When we think of “luxury” fibres, we tend to think of animal fibres that are not as readily available as wool or cotton. These fibres come from animals that are not farmed as widely as sheep and are sometime not farmed at all. It is their rarity and high price that makes them a luxury, but they also have a luxurious feel to them; all of these fibres are very fine and soft, and the yarns and cloth we make from them retain those characteristics.
Though they come from different animals and places all around the globe, the one factor that all of these fibres have in common, aside from their softness, is warmth. Wool is warming and insulating, but every one of these luxury fibres is warmer. While the warmth of a particular yarn or garment is influenced by several factors besides the fibre itself, pound for pound, alpaca fibre, for example, can be three times as warming as wool. Cashmere (from cashmere goats) and qiviut (from muskox) lay claim to being even more warming: Cashmere is seven times as warm to wear as wool and qiviut is eight times as warm.
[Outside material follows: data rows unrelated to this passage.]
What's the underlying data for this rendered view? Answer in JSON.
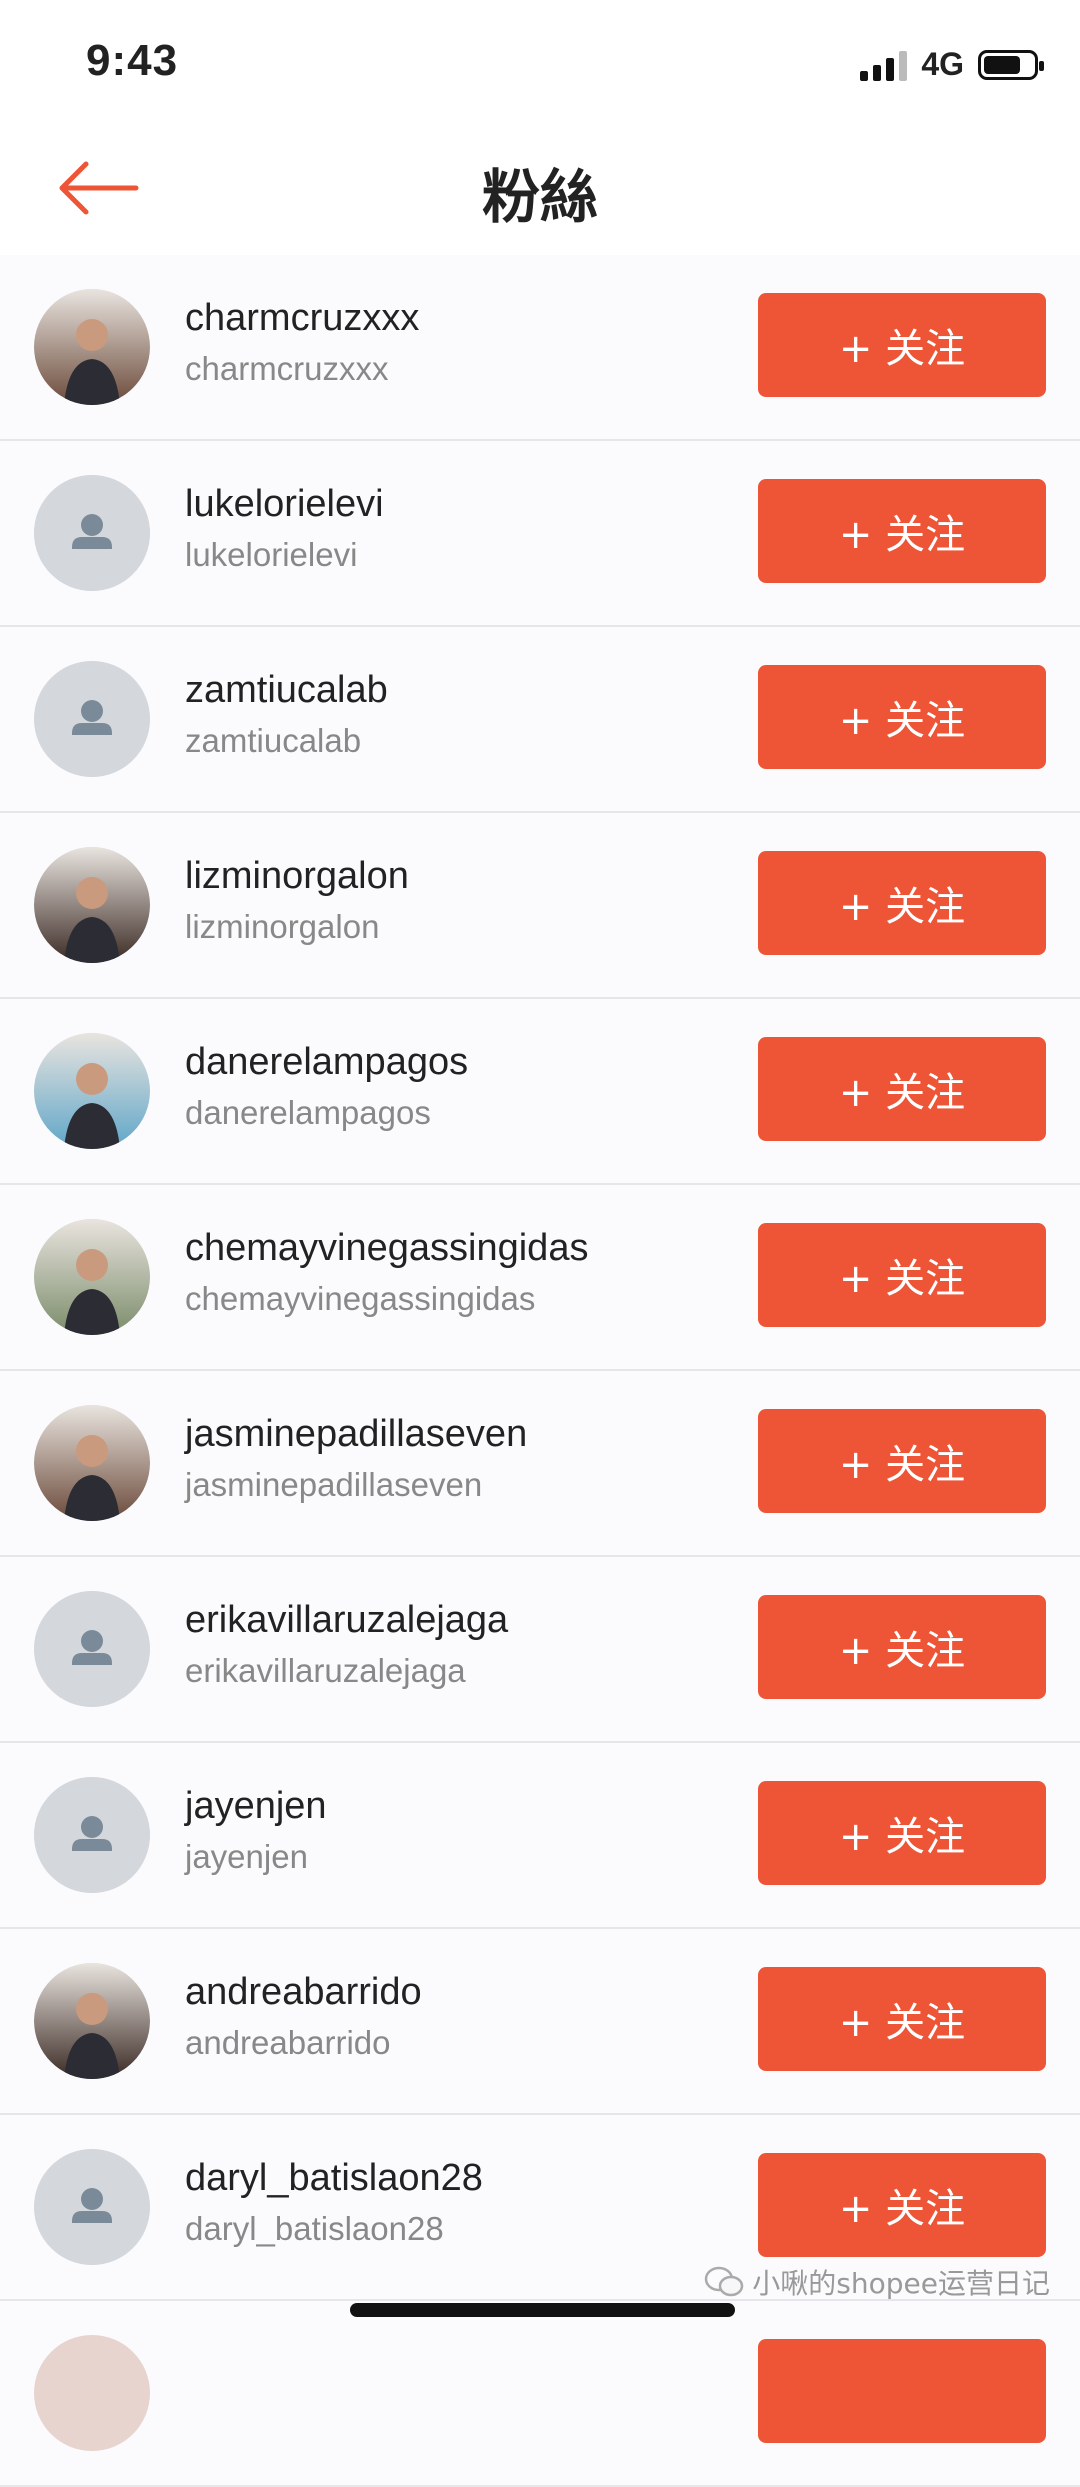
{
  "status_bar": {
    "time": "9:43",
    "network": "4G",
    "battery_level": 0.75
  },
  "header": {
    "title": "粉絲",
    "back_icon": "arrow-left-icon"
  },
  "colors": {
    "accent": "#ee5436",
    "avatar_placeholder": "#d4d8dd",
    "avatar_figure": "#7a8a98"
  },
  "followers": [
    {
      "display_name": "charmcruzxxx",
      "username": "charmcruzxxx",
      "avatar": "photo",
      "follow_label": "+ 关注"
    },
    {
      "display_name": "lukelorielevi",
      "username": "lukelorielevi",
      "avatar": "default",
      "follow_label": "+ 关注"
    },
    {
      "display_name": "zamtiucalab",
      "username": "zamtiucalab",
      "avatar": "default",
      "follow_label": "+ 关注"
    },
    {
      "display_name": "lizminorgalon",
      "username": "lizminorgalon",
      "avatar": "photo",
      "follow_label": "+ 关注"
    },
    {
      "display_name": "danerelampagos",
      "username": "danerelampagos",
      "avatar": "photo",
      "follow_label": "+ 关注"
    },
    {
      "display_name": "chemayvinegassingidas",
      "username": "chemayvinegassingidas",
      "avatar": "photo",
      "follow_label": "+ 关注"
    },
    {
      "display_name": "jasminepadillaseven",
      "username": "jasminepadillaseven",
      "avatar": "photo",
      "follow_label": "+ 关注"
    },
    {
      "display_name": "erikavillaruzalejaga",
      "username": "erikavillaruzalejaga",
      "avatar": "default",
      "follow_label": "+ 关注"
    },
    {
      "display_name": "jayenjen",
      "username": "jayenjen",
      "avatar": "default",
      "follow_label": "+ 关注"
    },
    {
      "display_name": "andreabarrido",
      "username": "andreabarrido",
      "avatar": "photo",
      "follow_label": "+ 关注"
    },
    {
      "display_name": "daryl_batislaon28",
      "username": "daryl_batislaon28",
      "avatar": "default",
      "follow_label": "+ 关注"
    }
  ],
  "watermark": "小啾的shopee运营日记"
}
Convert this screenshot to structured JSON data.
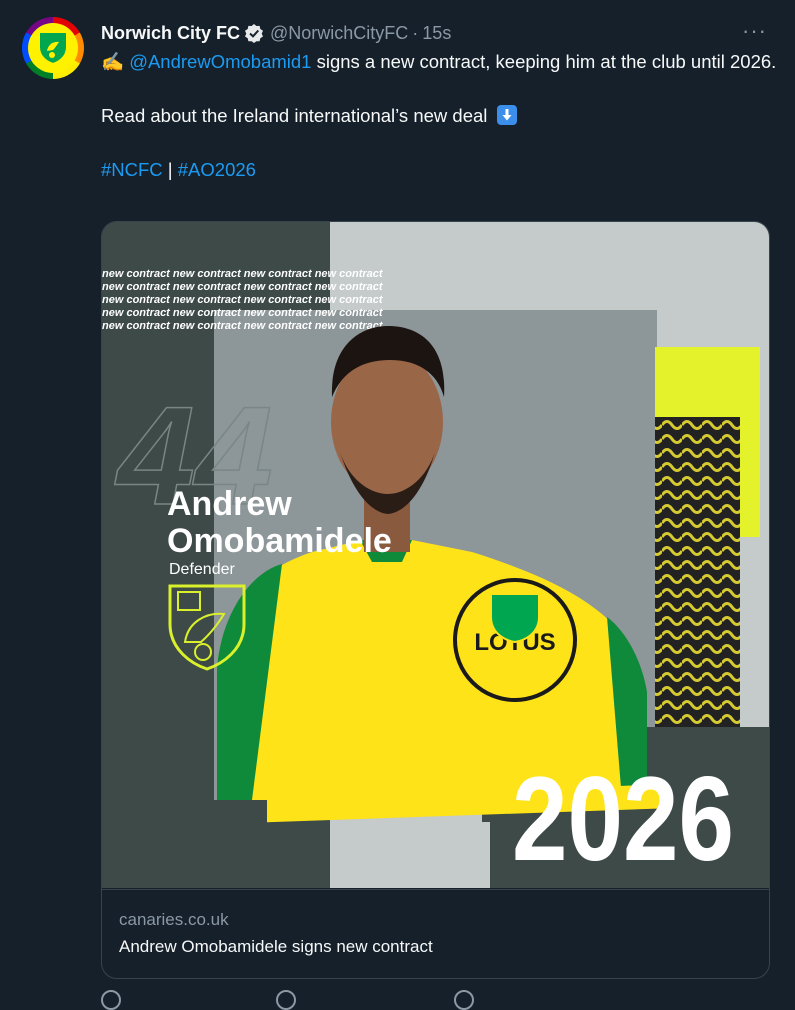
{
  "tweet": {
    "name": "Norwich City FC",
    "handle": "@NorwichCityFC",
    "separator": "·",
    "time": "15s",
    "more": "···",
    "line1_emoji": "✍️",
    "mention": "@AndrewOmobamid1",
    "line1_rest": " signs a new contract, keeping him at the club until 2026.",
    "line2": "Read about the Ireland international’s new deal",
    "hashtag1": "#NCFC",
    "hashtag_separator": " | ",
    "hashtag2": "#AO2026"
  },
  "graphic": {
    "repeat_text": "new contract new contract new contract new contract",
    "number": "44",
    "first_name": "Andrew",
    "last_name": "Omobamidele",
    "position": "Defender",
    "sponsor": "LOTUS",
    "year": "2026"
  },
  "card": {
    "domain": "canaries.co.uk",
    "title": "Andrew Omobamidele signs new contract"
  },
  "colors": {
    "background": "#15202b",
    "accent_link": "#1d9bf0",
    "muted": "#8b98a5",
    "brand_yellow": "#fff200",
    "brand_green": "#00a650"
  }
}
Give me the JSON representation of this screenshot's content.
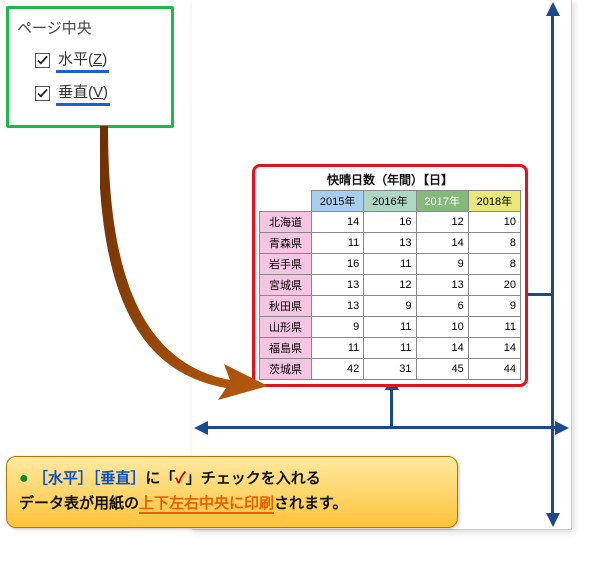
{
  "settings": {
    "group_label": "ページ中央",
    "items": [
      {
        "label": "水平",
        "accesskey": "Z",
        "checked": true
      },
      {
        "label": "垂直",
        "accesskey": "V",
        "checked": true
      }
    ]
  },
  "chart_data": {
    "type": "table",
    "title": "快晴日数（年間）【日】",
    "columns": [
      "2015年",
      "2016年",
      "2017年",
      "2018年"
    ],
    "rows": [
      {
        "name": "北海道",
        "values": [
          14,
          16,
          12,
          10
        ]
      },
      {
        "name": "青森県",
        "values": [
          11,
          13,
          14,
          8
        ]
      },
      {
        "name": "岩手県",
        "values": [
          16,
          11,
          9,
          8
        ]
      },
      {
        "name": "宮城県",
        "values": [
          13,
          12,
          13,
          20
        ]
      },
      {
        "name": "秋田県",
        "values": [
          13,
          9,
          6,
          9
        ]
      },
      {
        "name": "山形県",
        "values": [
          9,
          11,
          10,
          11
        ]
      },
      {
        "name": "福島県",
        "values": [
          11,
          11,
          14,
          14
        ]
      },
      {
        "name": "茨城県",
        "values": [
          42,
          31,
          45,
          44
        ]
      }
    ]
  },
  "callout": {
    "line1_pre": "［",
    "opt1": "水平",
    "mid1": "］［",
    "opt2": "垂直",
    "post1": "］に「",
    "check": "✓",
    "post2": "」チェックを入れる",
    "line2_pre": "データ表が用紙の",
    "emph": "上下左右中央に印刷",
    "line2_post": "されます。"
  }
}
The animals that produce these fibres all originated in cold climates where they have developed dense, fine hair coats to protect them from extremes of temperature. That dense coat may be a single fleece, like that of the alpaca, or a fine undercoat growing under a heavier coat of waterproof hair, in the case of the muskox. That soft, short, downy layer is some of the warmest and most valued fibre in the world.
All photos by Michelle Boyd.